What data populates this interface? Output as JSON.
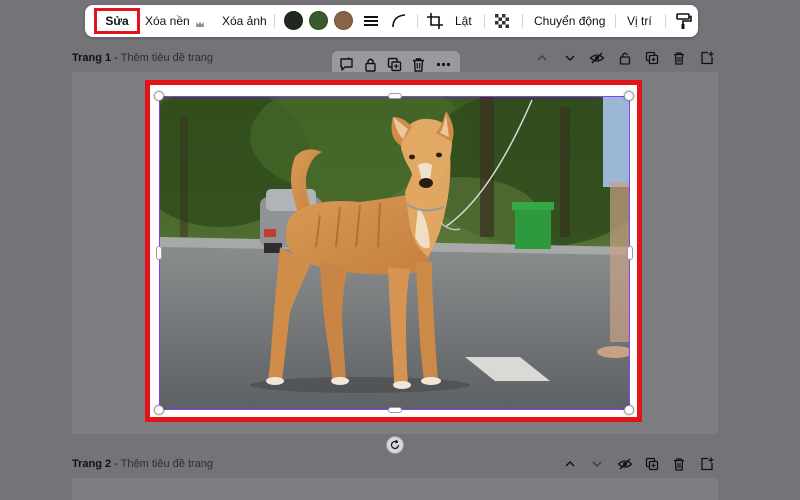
{
  "toolbar": {
    "edit_label": "Sửa",
    "remove_bg_label": "Xóa nền",
    "remove_image_label": "Xóa ảnh",
    "flip_label": "Lật",
    "animate_label": "Chuyển động",
    "position_label": "Vị trí",
    "colors": [
      "#1e2a1d",
      "#3b5a2c",
      "#8a6248"
    ]
  },
  "page1": {
    "title_prefix": "Trang 1",
    "separator": " - ",
    "title_placeholder": "Thêm tiêu đề trang"
  },
  "page2": {
    "title_prefix": "Trang 2",
    "separator": " - ",
    "title_placeholder": "Thêm tiêu đề trang"
  },
  "image": {
    "alt": "dog standing on road"
  },
  "colors": {
    "highlight": "#e3131b",
    "selection": "#8b3dff",
    "workspace": "#747478",
    "page": "#7e7e82"
  }
}
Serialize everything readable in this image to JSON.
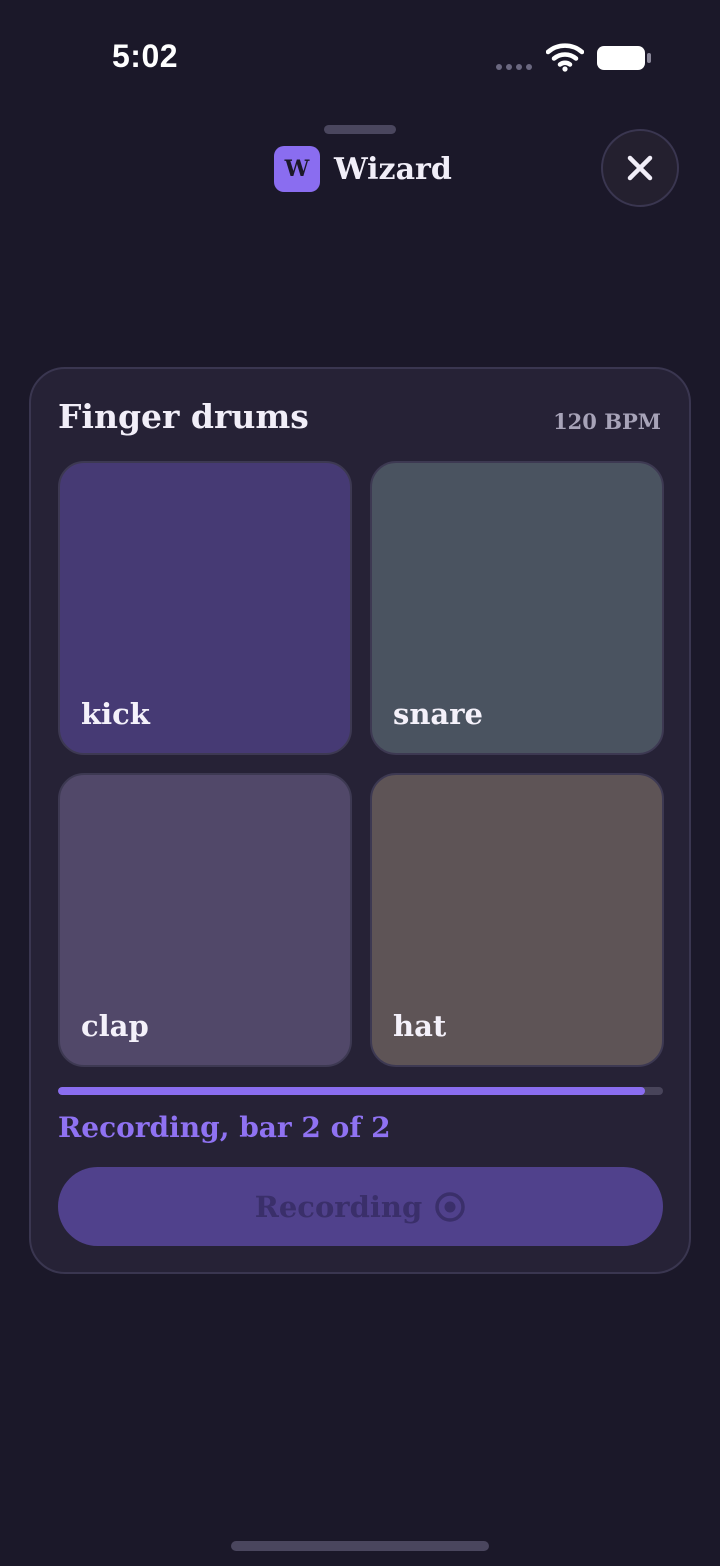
{
  "status_bar": {
    "time": "5:02"
  },
  "header": {
    "logo_letter": "W",
    "title": "Wizard",
    "close_icon": "close-icon"
  },
  "card": {
    "title": "Finger drums",
    "bpm": "120 BPM",
    "pads": [
      {
        "label": "kick",
        "color": "#463a74"
      },
      {
        "label": "snare",
        "color": "#4a5360"
      },
      {
        "label": "clap",
        "color": "#514869"
      },
      {
        "label": "hat",
        "color": "#5e5456"
      }
    ],
    "progress": 0.97,
    "status_text": "Recording, bar 2 of 2",
    "record_button": {
      "label": "Recording",
      "icon": "record-icon"
    }
  },
  "colors": {
    "background": "#1b1829",
    "accent": "#8a6df0",
    "card": "#262236"
  }
}
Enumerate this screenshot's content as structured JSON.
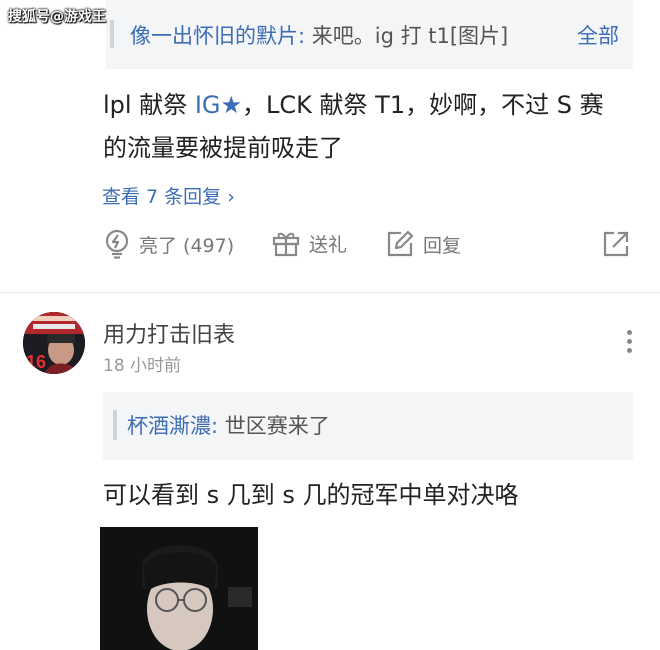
{
  "watermark": "搜狐号@游戏王",
  "top_quote": {
    "author": "像一出怀旧的默片:",
    "text": " 来吧。ig 打 t1[图片]",
    "view_all": "全部"
  },
  "comment1": {
    "line1_prefix": "lpl 献祭 ",
    "line1_tag": "IG★",
    "line1_suffix": "，LCK 献祭 T1，妙啊，不过 S 赛",
    "line2": "的流量要被提前吸走了",
    "view_replies": "查看 7 条回复 ›"
  },
  "actions": {
    "like": "亮了 (497)",
    "gift": "送礼",
    "reply": "回复"
  },
  "comment2": {
    "username": "用力打击旧表",
    "timestamp": "18 小时前",
    "quote_author": "杯酒澌濃:",
    "quote_text": " 世区赛来了",
    "text": "可以看到 s 几到 s 几的冠军中单对决咯"
  },
  "colors": {
    "link": "#3d6db5",
    "quote_bg": "#f4f5f7"
  }
}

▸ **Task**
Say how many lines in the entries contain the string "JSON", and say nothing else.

▸ **Solved problem**
3